World Cup ticket to death
A day too soon three years since then, 44-year-old Bhogendra Mochi leaves his wife and four children at home in rural Nepal.
He gets on the plane to Qatar.
From all over Asia, millions of workers travel to the small kingdom at the bottom of the Arabian Peninsula – to build the country.
Since Qatar was awarded the World Cup in 2010, allegations of corruption have hailed, including from the United States authorities.
The organizers have denied the allegations.
And now they have a bad time.
The foreign workers are working in high gear to complete all the new stadiums, hotels, roads and metros.
In 2018, Bhogendra will be one of them.
He will never see his own family again.
At two o’clock at night until January 7, a Boeing plane from Qatar Airlines stands on the street at the international airport in Doha.
VGs two reporters is among the passengers who find their seats.
The coffin of Bhogendra will also be on this plane.
– Do you know if there is a coffin on board? we ask a flight attendant.
– What do you mean? We do not carry a coffin today, she says.
A few minutes later she returns. She has spoken to her boss, who confirms that yes, there is a coffin on board.
– Send my condolences to the family, she says.
Darkness has descended southeast of Nepal. It is 7 pm in the small village of Golbazar. The truck crawls calmly down a bumpy, narrow gravel road.

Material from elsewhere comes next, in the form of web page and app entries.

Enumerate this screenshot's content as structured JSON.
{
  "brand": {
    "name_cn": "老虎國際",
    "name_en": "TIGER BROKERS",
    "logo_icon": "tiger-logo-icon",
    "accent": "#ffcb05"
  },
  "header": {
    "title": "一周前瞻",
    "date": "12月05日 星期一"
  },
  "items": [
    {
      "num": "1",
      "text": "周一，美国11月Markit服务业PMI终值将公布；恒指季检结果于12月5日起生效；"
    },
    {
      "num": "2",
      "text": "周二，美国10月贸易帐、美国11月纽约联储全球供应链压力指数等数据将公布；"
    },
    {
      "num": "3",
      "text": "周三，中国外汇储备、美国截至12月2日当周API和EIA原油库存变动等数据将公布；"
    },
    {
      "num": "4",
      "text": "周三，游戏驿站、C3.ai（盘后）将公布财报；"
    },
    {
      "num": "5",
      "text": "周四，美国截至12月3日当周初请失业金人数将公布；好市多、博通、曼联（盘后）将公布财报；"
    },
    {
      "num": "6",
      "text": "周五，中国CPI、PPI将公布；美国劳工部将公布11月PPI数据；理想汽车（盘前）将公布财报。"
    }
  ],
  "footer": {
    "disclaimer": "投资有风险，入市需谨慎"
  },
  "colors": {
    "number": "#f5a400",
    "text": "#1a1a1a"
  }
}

In Doha, there is no break at the construction site where Bhogendra worked.